Monopolies harm the entire world economy by destroying the rights of workers
Microsoft alone sucks $90 billion per year out of the economy. Add Apple and other monopolies and the total loss is over $200 billion per year. Moreover, the computer monopolies are just part of a much larger corporate monopoly system that has grown like a cancer on the US and world economy and political system in the past 30 years.
Monopolies harm everyone in the world
Microsoft is just like the predatory monopoly banking system where just a few mega banks control over half of the world’s wealth and like the energy monopoly where just a few mega oil companies control nearly all of the world’s energy resources. And just like the information monopoly where just a few families control most of the world news distribution on TV, radio and print. As a direct result of this concentration of wealth and power in the hands of a few, the State and National tax burden has transferred from the rich to the poor and what is left of the middle class. As a percent of income, since 1980 and the rise of monopolies like Microsoft and Apple, the federal tax burden on the average middle class family has increased by over $1,000 per year in current dollars. The State tax burden has also increased by about $1,000 per year. And if you or a member of your family has the audacity to want to go to college, that hidden tax burden has tripled to the point where the total college debt is over $1 trillion.
This does not even include skyrocketing costs for everything from gasoline to health care – all due to the concentration of wealth and power in a few corporate monopolies controlled by a few wealthy crime families which control our economic and political systems. This is why our nation and planet are crippled by the worst economic crash since the Great Depression.

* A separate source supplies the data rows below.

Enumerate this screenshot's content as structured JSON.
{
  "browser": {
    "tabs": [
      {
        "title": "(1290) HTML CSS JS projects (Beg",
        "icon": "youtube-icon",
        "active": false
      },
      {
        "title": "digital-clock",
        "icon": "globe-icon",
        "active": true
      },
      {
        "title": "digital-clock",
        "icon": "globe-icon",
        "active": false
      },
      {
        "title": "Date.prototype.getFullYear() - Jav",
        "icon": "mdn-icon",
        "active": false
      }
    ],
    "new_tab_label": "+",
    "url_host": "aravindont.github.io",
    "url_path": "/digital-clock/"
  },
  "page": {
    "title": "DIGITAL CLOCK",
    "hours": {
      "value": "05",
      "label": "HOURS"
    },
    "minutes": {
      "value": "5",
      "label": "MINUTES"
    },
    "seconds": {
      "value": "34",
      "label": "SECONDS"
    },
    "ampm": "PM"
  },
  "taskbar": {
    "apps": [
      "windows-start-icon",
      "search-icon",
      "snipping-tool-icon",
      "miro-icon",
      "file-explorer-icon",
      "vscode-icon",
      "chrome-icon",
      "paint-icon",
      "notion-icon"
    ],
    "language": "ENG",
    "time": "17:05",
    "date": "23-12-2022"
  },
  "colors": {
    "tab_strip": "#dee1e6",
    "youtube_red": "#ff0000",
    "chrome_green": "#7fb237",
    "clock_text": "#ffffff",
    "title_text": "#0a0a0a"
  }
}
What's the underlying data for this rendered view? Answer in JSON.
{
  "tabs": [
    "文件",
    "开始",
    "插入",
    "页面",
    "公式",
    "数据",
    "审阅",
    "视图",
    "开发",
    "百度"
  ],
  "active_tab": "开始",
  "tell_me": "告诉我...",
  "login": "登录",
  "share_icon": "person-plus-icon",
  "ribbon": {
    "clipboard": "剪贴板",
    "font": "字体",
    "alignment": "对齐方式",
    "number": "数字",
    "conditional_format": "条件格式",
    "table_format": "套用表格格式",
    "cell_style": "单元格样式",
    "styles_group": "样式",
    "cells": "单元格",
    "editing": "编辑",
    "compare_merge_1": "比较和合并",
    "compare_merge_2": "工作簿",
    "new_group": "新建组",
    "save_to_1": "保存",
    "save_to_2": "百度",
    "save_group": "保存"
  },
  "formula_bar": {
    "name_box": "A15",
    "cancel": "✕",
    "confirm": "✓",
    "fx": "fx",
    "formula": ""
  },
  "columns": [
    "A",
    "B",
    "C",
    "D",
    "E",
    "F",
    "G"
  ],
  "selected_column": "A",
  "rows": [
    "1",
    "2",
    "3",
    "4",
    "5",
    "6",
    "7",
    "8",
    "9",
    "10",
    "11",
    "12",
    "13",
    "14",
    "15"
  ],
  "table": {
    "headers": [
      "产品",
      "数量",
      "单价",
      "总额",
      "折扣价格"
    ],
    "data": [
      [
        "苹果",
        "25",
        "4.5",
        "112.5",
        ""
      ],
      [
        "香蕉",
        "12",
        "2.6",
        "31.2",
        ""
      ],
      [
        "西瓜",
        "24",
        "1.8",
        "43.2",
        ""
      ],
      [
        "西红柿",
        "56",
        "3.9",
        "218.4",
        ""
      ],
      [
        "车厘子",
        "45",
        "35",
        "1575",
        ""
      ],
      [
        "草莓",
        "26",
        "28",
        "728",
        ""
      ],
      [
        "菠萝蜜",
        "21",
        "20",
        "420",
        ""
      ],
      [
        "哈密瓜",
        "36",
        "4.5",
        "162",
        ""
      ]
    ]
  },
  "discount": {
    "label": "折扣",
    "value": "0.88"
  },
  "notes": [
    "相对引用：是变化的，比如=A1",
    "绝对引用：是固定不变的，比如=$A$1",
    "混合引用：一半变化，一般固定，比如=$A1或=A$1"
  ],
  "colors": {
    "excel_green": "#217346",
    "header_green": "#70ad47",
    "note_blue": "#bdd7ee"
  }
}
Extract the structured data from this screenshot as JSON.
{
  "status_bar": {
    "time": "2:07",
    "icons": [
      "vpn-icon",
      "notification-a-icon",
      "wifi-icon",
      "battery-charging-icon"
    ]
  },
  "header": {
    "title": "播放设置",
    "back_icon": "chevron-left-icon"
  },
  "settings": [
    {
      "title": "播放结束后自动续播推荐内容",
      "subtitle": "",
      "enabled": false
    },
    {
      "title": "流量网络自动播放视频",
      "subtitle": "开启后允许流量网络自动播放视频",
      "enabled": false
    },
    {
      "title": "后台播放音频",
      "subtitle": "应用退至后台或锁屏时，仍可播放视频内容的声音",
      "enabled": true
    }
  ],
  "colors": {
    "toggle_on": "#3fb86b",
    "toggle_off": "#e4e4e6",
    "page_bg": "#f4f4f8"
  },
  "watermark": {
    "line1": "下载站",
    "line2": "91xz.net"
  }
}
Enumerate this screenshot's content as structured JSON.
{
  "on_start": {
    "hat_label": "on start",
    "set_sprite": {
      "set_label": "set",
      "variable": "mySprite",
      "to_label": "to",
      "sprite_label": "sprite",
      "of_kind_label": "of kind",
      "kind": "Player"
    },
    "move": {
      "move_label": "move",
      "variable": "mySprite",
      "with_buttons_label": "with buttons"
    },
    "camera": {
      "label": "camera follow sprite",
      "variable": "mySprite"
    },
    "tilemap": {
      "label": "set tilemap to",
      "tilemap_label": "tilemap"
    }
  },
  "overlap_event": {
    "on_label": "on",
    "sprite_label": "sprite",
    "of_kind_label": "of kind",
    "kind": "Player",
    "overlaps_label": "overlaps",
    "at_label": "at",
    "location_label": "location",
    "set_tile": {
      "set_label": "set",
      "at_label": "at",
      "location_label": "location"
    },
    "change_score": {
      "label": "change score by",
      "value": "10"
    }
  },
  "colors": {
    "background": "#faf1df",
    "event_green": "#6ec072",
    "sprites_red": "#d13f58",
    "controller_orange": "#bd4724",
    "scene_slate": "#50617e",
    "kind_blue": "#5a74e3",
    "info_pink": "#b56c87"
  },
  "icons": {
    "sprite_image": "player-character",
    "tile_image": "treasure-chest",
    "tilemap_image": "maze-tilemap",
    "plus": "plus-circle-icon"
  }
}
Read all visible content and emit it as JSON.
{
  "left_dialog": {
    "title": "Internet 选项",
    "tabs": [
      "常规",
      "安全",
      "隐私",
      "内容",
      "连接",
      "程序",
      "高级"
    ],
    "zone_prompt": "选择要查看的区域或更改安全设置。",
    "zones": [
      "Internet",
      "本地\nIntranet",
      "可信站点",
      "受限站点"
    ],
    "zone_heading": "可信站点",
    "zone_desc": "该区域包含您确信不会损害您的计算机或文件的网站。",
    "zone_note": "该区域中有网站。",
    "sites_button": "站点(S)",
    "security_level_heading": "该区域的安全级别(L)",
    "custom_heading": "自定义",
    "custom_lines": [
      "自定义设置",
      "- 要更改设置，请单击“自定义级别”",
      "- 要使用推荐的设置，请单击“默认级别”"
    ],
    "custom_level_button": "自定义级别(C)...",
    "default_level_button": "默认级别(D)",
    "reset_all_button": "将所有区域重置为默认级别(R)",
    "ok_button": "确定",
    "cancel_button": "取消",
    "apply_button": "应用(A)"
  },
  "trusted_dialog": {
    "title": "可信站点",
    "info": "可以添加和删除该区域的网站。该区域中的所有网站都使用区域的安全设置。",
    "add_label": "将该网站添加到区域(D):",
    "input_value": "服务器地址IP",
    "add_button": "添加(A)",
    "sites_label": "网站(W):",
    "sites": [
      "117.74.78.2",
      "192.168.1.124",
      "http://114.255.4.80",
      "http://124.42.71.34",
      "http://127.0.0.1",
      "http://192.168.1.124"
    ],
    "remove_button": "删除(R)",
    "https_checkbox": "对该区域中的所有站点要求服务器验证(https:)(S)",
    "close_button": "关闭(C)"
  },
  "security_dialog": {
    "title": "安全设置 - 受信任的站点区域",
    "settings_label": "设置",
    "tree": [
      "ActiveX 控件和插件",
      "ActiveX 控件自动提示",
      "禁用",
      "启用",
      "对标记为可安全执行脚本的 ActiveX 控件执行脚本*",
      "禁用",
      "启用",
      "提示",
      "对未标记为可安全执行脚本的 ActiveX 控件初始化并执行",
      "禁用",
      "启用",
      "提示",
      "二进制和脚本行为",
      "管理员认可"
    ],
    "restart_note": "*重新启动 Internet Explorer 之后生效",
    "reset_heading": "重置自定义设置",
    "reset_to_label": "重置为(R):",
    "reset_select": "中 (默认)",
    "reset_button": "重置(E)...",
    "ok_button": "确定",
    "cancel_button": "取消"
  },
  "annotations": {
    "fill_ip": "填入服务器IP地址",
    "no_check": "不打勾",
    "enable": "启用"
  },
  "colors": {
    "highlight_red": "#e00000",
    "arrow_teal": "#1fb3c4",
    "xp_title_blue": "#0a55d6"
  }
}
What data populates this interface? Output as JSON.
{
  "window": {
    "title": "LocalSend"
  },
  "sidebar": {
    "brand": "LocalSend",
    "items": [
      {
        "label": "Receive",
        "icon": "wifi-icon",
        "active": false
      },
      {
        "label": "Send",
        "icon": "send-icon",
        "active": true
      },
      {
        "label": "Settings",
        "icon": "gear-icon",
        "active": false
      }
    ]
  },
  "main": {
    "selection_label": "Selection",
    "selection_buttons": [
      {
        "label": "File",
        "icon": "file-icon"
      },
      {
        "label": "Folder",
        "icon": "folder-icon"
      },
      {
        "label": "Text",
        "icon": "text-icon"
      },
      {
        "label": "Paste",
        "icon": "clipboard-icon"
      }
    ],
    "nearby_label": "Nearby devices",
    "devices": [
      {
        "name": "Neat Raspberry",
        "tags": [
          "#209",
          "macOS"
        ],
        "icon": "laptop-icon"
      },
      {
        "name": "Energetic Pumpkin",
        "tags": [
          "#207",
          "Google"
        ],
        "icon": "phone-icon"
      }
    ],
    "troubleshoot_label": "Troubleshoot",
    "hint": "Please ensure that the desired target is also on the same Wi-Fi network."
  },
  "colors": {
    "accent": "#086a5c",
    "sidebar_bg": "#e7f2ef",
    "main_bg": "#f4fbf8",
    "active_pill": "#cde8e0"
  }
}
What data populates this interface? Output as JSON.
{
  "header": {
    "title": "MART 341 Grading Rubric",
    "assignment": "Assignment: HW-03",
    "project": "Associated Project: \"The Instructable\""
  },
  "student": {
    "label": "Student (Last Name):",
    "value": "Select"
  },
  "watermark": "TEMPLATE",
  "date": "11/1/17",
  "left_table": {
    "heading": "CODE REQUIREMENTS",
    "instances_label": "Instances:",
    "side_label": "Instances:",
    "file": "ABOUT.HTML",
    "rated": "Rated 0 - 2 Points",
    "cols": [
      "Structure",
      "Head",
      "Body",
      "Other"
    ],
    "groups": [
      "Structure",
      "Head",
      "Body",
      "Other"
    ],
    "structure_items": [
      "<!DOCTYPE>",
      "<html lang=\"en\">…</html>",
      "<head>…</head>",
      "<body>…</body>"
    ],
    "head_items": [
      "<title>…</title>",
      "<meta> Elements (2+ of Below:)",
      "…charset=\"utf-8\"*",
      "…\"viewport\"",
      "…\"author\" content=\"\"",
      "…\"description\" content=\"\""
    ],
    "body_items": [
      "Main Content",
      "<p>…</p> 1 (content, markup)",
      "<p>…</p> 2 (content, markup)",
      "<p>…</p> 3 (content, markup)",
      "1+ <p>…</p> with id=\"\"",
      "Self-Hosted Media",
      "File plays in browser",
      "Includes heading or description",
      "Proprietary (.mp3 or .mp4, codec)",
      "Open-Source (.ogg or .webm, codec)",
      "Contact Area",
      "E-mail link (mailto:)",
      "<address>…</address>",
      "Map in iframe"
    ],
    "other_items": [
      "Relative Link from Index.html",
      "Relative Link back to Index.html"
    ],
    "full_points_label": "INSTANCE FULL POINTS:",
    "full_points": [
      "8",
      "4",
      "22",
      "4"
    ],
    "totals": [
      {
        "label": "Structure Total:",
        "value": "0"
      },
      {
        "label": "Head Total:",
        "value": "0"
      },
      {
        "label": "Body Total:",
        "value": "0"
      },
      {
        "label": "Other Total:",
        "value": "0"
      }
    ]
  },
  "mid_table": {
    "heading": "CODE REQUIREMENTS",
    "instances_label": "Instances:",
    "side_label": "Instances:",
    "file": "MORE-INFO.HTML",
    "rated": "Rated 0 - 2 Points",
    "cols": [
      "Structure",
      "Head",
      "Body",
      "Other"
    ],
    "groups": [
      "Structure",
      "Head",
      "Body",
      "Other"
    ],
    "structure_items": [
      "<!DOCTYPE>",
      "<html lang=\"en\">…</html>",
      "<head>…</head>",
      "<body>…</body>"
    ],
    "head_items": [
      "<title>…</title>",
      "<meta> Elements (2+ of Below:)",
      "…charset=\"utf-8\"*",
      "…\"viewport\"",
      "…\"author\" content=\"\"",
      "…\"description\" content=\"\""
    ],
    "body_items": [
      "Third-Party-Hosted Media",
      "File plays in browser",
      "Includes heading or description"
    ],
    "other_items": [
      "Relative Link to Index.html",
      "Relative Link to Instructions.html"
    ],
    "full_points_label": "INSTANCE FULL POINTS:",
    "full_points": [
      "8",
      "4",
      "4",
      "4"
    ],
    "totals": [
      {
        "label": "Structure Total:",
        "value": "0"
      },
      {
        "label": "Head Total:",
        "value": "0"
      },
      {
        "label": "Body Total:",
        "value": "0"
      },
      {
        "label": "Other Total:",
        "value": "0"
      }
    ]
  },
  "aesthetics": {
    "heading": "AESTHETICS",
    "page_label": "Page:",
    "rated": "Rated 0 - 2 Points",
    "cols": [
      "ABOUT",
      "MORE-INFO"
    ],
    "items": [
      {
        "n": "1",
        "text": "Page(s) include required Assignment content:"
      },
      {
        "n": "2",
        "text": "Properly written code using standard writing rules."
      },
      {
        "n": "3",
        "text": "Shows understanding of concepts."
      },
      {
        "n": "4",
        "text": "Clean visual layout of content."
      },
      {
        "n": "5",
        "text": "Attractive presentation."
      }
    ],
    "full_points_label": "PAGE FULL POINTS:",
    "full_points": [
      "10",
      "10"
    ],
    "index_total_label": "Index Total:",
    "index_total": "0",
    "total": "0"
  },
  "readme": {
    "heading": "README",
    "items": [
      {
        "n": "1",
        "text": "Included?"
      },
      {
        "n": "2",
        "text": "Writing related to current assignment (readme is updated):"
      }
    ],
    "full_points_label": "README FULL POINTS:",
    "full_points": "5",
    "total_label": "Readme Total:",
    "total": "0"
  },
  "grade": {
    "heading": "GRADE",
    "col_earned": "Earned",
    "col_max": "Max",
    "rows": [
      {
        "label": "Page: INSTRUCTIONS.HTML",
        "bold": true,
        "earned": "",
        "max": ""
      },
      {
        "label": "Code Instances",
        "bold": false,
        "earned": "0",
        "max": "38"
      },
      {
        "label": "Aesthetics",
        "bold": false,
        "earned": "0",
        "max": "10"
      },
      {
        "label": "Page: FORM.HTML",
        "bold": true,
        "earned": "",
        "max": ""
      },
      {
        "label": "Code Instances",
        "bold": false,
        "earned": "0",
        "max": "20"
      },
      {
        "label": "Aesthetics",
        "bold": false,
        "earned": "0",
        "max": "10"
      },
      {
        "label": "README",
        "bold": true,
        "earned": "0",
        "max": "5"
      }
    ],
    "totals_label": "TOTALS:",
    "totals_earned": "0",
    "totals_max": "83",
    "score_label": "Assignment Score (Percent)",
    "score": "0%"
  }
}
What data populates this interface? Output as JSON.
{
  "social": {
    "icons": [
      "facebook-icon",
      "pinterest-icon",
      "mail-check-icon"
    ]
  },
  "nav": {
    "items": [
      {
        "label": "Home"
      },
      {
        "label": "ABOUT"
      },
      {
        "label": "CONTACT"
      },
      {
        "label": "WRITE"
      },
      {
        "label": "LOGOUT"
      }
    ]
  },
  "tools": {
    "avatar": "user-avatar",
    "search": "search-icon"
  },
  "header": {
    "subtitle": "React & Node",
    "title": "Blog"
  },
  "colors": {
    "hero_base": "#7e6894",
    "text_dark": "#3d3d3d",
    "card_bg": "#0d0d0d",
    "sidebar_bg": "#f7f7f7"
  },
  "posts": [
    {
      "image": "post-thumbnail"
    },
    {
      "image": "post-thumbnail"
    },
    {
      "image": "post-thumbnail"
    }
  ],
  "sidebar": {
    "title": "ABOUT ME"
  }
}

The real unemployment rate is over 17% with no real chance of recovery until there is a structural change in the US and world political and economic systems. Imagine the kind of jobs we could create and the kind of economic recovery we could have if we took the hundreds of billions and even trillions of dollars we now waste on commercial programs sold by corporate monopolies and used it instead to support local businesses or put solar panels on our homes. At 20,000 jobs per billion dollars, we could create at least 4 million jobs every year – and possibly more than 40 million jobs per year - just by moving to open source tools!
But the greatest hidden cost of continuing to support the Microsoft monopoly is the harm that Microsoft has done to our Democracy. Microsoft billionaires have used their extreme wealth to buy State and National elections, and evade paying billions of dollars in taxes by hiding their profits in offshore tax havens. If they are not going to be loyal to the American consumers who created their wealth, then why in the world should we continue to give them our hard earned money?
The Silver Linux Lining behind the dark Microsoft Dark Cloud
There is a silver lining to this dark cloud. If all one billion Microsoft Windows users decided to use Linux and Libre Office instead of Windows 10 and Office 365, that would be a savings to the general public of more than $500 billion dollars. This is a savings of $100 billion per year for the next five years for all of the world’s computer users! The only question remaining is what should we use to replace Windows? In the next article, we will provide a brief history of the evolution of open source operating systems. We will then provide a comparison of three open source operating systems to three closed source commercial operating systems.